- _About this task_: Go through the listing and write out each line exactly.

- _Data to examine_:
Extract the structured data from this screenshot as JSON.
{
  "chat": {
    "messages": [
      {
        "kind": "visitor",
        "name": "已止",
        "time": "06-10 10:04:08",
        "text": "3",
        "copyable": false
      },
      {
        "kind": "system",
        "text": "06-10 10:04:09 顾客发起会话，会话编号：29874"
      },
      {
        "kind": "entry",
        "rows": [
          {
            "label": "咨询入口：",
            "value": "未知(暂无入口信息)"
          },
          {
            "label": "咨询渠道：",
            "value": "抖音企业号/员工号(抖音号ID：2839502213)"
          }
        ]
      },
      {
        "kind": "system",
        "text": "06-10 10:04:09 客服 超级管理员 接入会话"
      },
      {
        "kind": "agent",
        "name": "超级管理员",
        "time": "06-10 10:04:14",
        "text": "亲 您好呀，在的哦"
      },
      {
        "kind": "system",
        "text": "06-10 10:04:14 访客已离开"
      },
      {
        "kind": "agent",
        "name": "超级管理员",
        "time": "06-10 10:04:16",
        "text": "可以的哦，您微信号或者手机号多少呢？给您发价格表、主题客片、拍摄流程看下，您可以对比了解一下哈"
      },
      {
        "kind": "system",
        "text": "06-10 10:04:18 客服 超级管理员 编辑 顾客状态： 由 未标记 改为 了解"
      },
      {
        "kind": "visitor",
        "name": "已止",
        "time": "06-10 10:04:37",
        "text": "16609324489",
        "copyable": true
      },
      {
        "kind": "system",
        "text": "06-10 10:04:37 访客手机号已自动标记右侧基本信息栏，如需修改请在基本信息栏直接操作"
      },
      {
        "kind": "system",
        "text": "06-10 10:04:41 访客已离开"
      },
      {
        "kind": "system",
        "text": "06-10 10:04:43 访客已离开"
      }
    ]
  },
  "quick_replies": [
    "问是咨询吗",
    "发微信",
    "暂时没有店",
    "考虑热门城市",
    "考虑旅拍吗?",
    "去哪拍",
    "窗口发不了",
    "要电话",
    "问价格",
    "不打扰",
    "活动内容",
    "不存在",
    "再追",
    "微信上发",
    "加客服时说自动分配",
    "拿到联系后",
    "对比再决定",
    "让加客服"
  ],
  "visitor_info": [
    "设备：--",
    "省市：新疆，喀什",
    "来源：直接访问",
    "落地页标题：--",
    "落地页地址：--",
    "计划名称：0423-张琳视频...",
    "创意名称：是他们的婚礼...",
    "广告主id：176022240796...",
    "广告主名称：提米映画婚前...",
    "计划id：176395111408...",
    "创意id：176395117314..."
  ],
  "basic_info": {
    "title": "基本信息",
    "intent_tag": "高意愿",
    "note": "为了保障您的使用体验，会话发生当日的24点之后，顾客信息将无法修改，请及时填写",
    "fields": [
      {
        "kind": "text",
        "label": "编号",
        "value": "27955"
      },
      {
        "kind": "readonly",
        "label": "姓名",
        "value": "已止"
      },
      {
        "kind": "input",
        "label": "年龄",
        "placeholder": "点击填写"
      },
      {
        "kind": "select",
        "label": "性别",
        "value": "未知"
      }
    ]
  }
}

- _Solution to this task_:
Extract the structured data from this screenshot as JSON.
{
  "chat": {
    "messages": [
      {
        "kind": "visitor",
        "name": "已止",
        "time": "06-10 10:04:08",
        "text": "3",
        "copyable": false
      },
      {
        "kind": "system",
        "text": "06-10 10:04:09 顾客发起会话，会话编号：29874"
      },
      {
        "kind": "entry",
        "rows": [
          {
            "label": "咨询入口：",
            "value": "未知(暂无入口信息)"
          },
          {
            "label": "咨询渠道：",
            "value": "抖音企业号/员工号(抖音号ID：2839502213)"
          }
        ]
      },
      {
        "kind": "system",
        "text": "06-10 10:04:09 客服 超级管理员 接入会话"
      },
      {
        "kind": "agent",
        "name": "超级管理员",
        "time": "06-10 10:04:14",
        "text": "亲 您好呀，在的哦"
      },
      {
        "kind": "system",
        "text": "06-10 10:04:14 访客已离开"
      },
      {
        "kind": "agent",
        "name": "超级管理员",
        "time": "06-10 10:04:16",
        "text": "可以的哦，您微信号或者手机号多少呢？给您发价格表、主题客片、拍摄流程看下，您可以对比了解一下哈"
      },
      {
        "kind": "system",
        "text": "06-10 10:04:18 客服 超级管理员 编辑 顾客状态： 由 未标记 改为 了解"
      },
      {
        "kind": "visitor",
        "name": "已止",
        "time": "06-10 10:04:37",
        "text": "16609324489",
        "copyable": true
      },
      {
        "kind": "system",
        "text": "06-10 10:04:37 访客手机号已自动标记右侧基本信息栏，如需修改请在基本信息栏直接操作"
      },
      {
        "kind": "system",
        "text": "06-10 10:04:41 访客已离开"
      },
      {
        "kind": "system",
        "text": "06-10 10:04:43 访客已离开"
      }
    ]
  },
  "quick_replies": [
    "问是咨询吗",
    "发微信",
    "暂时没有店",
    "考虑热门城市",
    "考虑旅拍吗?",
    "去哪拍",
    "窗口发不了",
    "要电话",
    "问价格",
    "不打扰",
    "活动内容",
    "不存在",
    "再追",
    "微信上发",
    "加客服时说自动分配",
    "拿到联系后",
    "对比再决定",
    "让加客服"
  ],
  "visitor_info": [
    "设备：--",
    "省市：新疆，喀什",
    "来源：直接访问",
    "落地页标题：--",
    "落地页地址：--",
    "计划名称：0423-张琳视频...",
    "创意名称：是他们的婚礼...",
    "广告主id：176022240796...",
    "广告主名称：提米映画婚前...",
    "计划id：176395111408...",
    "创意id：176395117314..."
  ],
  "basic_info": {
    "title": "基本信息",
    "intent_tag": "高意愿",
    "note": "为了保障您的使用体验，会话发生当日的24点之后，顾客信息将无法修改，请及时填写",
    "fields": [
      {
        "kind": "text",
        "label": "编号",
        "value": "27955"
      },
      {
        "kind": "readonly",
        "label": "姓名",
        "value": "已止"
      },
      {
        "kind": "input",
        "label": "年龄",
        "placeholder": "点击填写"
      },
      {
        "kind": "select",
        "label": "性别",
        "value": "未知"
      }
    ]
  }
}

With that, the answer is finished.